Each row of the table contains a bar representing thread execution. Inside each bar is a continuous list of events, which represent changes in the thread state. You can double-click an event to display its call stack in the Call Stack view, and you can move from event to event using the Select Next Event and Select Previous Event buttons in the top right-hand corner of the Threads Visualizer tab.
In the graph, Waiting and Blocked states are denoted by dotted lines, and Deadlocked and Stopped states are denoted by a solid line. Of most importance to the application developers looking to identify performance issues are Deadlocked (red), Waiting (orange), and Blocked (yellow).
One important UI note: Perhaps contrary to what might be expected behavior, when a thread has terminated it will continue to maintain a dark grey representation on the chart (rather than disappearing from the chart entirely).
Figure 12. The Threads Visualizer represents the thread status of all threads in a graph, plotted against the application timeline
The buttons on the thread analysis toolbar are used to move or change focus to or from particular threads. From left to right, as shown in Figure 13, the buttons are: Legend, Show Call Stack, Reset Timescale, Zoom In/Out, Select Next/Previous Event, Select Next/Previous Thread, Group Threads, Filter Threads, and Visualize Thread Interactions. Most of these are self-explanatory: for example, the Next/Previous Thread button changes the currently selected thread, and the Select Next/Previous Event button moves the event cursor to the next or previous event of the currently selected thread. Additionally, you can group and filter threads as required.
Figure 13. Interact with the Threads Visualizer graph using the buttons at the top of the view
When you use the Rational Application Developer thread profiling functionality, you should take into account a number of considerations:
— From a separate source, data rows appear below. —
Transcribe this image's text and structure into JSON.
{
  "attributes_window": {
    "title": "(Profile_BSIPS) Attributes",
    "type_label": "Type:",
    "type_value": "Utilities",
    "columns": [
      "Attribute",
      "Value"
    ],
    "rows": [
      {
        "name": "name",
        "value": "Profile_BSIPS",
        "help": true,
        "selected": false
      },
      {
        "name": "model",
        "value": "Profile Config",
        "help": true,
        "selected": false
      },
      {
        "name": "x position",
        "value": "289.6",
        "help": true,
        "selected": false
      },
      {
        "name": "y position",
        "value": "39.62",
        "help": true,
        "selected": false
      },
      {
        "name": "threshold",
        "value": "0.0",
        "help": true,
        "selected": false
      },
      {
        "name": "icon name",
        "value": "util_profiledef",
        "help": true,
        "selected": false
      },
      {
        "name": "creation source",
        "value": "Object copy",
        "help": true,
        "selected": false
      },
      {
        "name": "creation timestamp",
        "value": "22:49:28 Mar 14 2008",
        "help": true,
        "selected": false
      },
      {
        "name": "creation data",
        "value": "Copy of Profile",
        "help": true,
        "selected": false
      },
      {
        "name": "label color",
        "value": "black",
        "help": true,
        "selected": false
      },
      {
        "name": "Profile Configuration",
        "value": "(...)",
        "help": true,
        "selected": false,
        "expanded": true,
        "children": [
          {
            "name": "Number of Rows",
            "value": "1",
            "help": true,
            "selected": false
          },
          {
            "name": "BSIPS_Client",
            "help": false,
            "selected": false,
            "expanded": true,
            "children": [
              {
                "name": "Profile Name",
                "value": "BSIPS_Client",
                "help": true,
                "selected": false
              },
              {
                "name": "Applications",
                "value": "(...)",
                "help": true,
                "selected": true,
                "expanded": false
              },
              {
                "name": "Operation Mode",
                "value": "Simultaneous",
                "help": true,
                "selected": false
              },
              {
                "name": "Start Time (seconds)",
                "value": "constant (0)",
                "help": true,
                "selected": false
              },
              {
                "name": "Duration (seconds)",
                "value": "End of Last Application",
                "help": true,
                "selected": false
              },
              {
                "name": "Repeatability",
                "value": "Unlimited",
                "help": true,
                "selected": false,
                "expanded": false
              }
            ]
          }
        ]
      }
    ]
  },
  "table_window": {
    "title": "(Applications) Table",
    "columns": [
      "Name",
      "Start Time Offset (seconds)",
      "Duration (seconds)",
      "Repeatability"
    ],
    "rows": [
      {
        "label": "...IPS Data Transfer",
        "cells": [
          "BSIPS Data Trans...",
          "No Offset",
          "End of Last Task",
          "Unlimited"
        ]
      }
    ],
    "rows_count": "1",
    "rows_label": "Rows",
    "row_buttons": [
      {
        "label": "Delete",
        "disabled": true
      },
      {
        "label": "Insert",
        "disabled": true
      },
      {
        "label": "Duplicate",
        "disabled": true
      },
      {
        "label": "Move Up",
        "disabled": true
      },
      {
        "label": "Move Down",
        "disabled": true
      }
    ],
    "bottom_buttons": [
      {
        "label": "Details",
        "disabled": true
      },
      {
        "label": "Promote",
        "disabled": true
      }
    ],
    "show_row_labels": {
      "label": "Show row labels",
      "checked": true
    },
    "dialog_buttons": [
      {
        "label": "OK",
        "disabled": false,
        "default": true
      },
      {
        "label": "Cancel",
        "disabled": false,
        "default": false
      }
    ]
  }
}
- For threads that are on a wake-sleep cycle, how long does it take to complete the wake phase of the cycle, and how long does the thread sleep?
- For threads that are dependent on external resources becoming available, how long are they blocked waiting for a resource to become available?
- In input-processing-output oriented applications, such as a Web application, how long do the various threads take to respond to user input, process the data, and produce the corresponding output?
- Some threads periodically wake to check a condition or perform a function, then return to sleep. Thread analysis allows you to observe these relationships using the Threads Visualizer.
- You can use the profiling functionality to monitor producer-consumer and reader-writer relationships.
In aggregate, the thread profiling functionality provides a variety of views to analyze application thread performance and behavior. These views allow you to gather information and analyze various aspects of program execution, in order to gain insight into potential bottlenecks or failure conditions.